Daisy tangerines are available in the winter months.
Daisy tangerines, also called Daisy mandarins, are a hybrid variety of Citrus reticulata. They are a cross between fortune and fremont mandarin varieties made in California during the 1970s. Daisy tangerines are not sold commercially and are not generally found outside of Southern California. An improved, seedless variety, known as Daisy SL mandarin is more common than its parent variety.
Daisy tangerines are high in vitamin C and dietary fiber. They also contain potassium, folic acid, and thiamine. All tangerines contain beneficial beta carotene and antioxidants.
Daisy tangerines are excellent for eating fresh, since their skins peel off easily and they divide into sections well. Use the juice on its own, mixed with other fruit juice, or in sauces or desserts. The zest can be used for garnishes, baked goods, and sauces as well. As with other citrus, choose Daisy tangerines that are heavy for their size. Daisy tangerines can be kept at room temperature for a day or two and will keep in the refrigerator for up to a week.
Daisy tangerines are named for the wife and business partner of their developer, Dowlin Young. The two opened Young’s Nursery in California’s Coachella Valley, a quarantine-free area with a good climate for citrus. They supported the nearby Coachella Valley Agricultural Research Station, where according to the story, Mrs. Young first tried an unnamed variety that until then hadn’t received much attention. Her fondness for the taste of the fruit inspired her husband to name it after her.

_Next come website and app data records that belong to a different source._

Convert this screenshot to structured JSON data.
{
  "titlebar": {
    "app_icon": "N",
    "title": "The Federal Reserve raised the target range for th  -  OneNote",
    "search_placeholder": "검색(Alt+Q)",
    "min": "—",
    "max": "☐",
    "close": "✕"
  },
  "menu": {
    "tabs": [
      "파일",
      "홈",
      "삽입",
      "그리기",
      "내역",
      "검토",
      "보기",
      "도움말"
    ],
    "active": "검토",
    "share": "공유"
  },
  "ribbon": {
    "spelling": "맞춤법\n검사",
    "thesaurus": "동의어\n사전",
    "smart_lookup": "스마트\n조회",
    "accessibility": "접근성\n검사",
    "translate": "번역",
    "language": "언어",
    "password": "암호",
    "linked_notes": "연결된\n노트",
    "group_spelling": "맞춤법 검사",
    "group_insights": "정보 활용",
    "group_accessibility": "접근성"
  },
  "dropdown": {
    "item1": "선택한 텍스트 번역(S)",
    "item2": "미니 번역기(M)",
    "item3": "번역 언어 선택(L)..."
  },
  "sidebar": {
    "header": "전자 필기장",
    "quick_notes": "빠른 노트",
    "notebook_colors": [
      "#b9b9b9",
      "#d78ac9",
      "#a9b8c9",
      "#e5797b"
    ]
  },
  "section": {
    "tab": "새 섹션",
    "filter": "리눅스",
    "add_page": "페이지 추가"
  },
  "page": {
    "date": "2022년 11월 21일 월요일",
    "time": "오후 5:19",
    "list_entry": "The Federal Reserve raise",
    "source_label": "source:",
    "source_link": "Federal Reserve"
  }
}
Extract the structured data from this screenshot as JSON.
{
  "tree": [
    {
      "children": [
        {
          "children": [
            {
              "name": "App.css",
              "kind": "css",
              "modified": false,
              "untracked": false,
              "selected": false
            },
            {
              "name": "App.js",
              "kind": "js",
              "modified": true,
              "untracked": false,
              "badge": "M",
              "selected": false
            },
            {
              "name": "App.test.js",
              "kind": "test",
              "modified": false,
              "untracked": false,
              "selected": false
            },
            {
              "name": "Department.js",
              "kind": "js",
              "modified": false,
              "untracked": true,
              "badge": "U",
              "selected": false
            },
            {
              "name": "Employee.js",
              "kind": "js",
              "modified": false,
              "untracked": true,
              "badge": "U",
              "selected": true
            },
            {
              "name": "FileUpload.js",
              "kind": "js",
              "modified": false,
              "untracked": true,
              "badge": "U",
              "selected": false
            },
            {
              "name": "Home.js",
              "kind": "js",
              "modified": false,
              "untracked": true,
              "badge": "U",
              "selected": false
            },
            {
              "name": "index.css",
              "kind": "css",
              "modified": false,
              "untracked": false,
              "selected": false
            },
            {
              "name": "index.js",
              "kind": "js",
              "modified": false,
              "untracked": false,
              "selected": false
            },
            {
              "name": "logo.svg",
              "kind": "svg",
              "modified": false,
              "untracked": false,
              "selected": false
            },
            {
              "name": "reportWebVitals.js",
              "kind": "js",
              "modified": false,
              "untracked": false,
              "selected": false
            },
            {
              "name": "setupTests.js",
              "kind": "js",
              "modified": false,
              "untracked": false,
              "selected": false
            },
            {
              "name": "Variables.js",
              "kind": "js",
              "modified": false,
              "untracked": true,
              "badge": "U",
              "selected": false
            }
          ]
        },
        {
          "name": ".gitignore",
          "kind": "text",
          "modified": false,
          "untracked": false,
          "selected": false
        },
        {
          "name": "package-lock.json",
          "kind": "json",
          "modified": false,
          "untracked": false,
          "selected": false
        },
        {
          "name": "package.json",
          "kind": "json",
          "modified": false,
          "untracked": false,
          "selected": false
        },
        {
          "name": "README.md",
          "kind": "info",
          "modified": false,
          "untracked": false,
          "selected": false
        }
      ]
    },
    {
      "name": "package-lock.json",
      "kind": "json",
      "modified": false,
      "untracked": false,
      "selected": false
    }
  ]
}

Daisy tangerines are native to the Palm Desert in Southern California. They were developed in 1972 by citrus breeder Dowlin Young, who worked in cooperation with the United States Date & Citrus Station. Budwood for the Daisy tangerine was given to the United States Department of Agriculture’s Citrus Clonal Protection Program at Riverside in 1980. All new varieties are subjected to quarantine to ensure viability, commercial appeal and disease-resistance. Daisy tangerines were released to the public in 1988. They are available to growers in both California and Florida and may be spotted at farmer’s markets in those areas.